The folding rule is arranged with 2 ringmagnets Ø 14.0 x 4.5 x 4.5 mm N35 nickel with countersunk always ready to hand on the top of the miter fence. To mount the magnets in the aluminum profile, I introduced two M3 threads.
The earmuffs always hang directly above the machine in use on the ceiling support. Blockmagnets 20.0 x 20.0 x 3.0 mm N45 nickel – M3 countersunk hole were used. In addition to the thread (M3), the magnet is glued to the hearing protection with superglue.
3. Hand brush
The hand brush hangs with a ringmagnet Ø 20.0 x 4.0 x 7.0 mm N35 nickel – holds 7.8 kg above the drilling table on the ceiling support.
4. bevel board
My bevel board has bevels on 8 edges from 0.5 mm to 4 mm, each increasing by 0.5 mm. This means that I can spontaneously select a suitable bevel and also set it directly on the table router (auxiliary jig). The board hangs on a deck support directly above the milling machine. The ringmagnet Ø 20.0 x 4.0 x 7.0 mm N35 nickel – holds 7.8 kg and is flush with the board – the easiest way to do this is with a guided drill (drill stand / bench drill) and a suitable Forstner drill.
5. Wood lathe protective board
The protective board protects the bench bed from soiling when treating surfaces (staining, oiling, painting) directly on the lathe. I already use it when sanding and I also put down the abrasive cloth pieces and felt there, the rear stop on the board is also helpful so that nothing falls down. Thanks to the wooden strip mounted on the underside that lies in the middle of the bench bed and the flush magnet (diameter 20 mm with screw hole), the whole thing can be quickly and easily put on and removed. When I’m not using it, it hangs on the ceiling beam above the lathe.

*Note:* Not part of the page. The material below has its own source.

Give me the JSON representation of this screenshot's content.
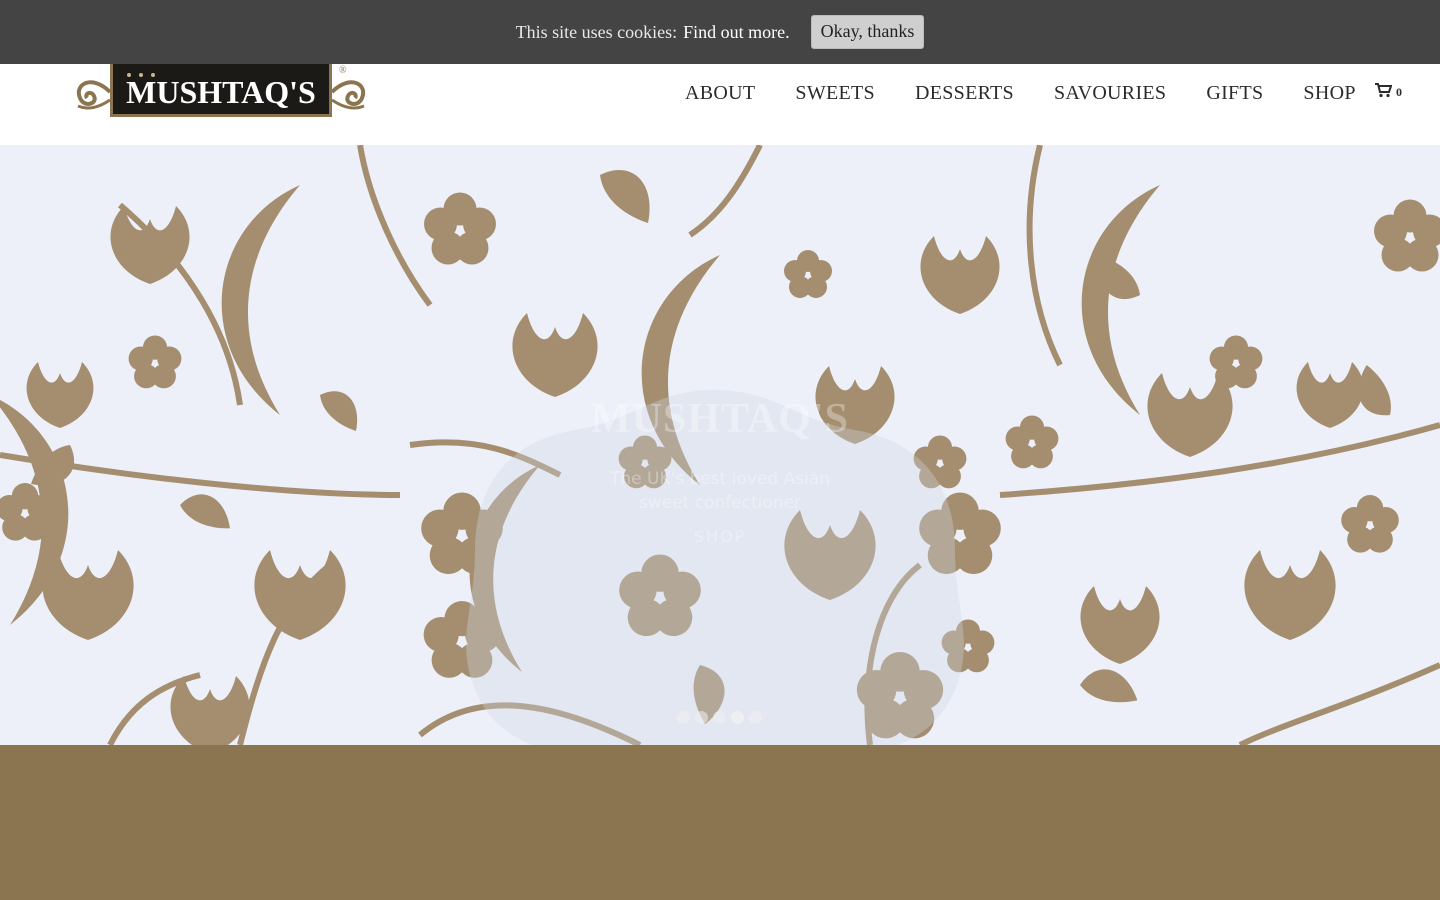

6. Japanese saw
My most common tool for small chop cuts is my Japanese ryoba saw. This hangs on a ringmagnet (diameter 20 mm with screw hole) always on the side of the drill cabinet.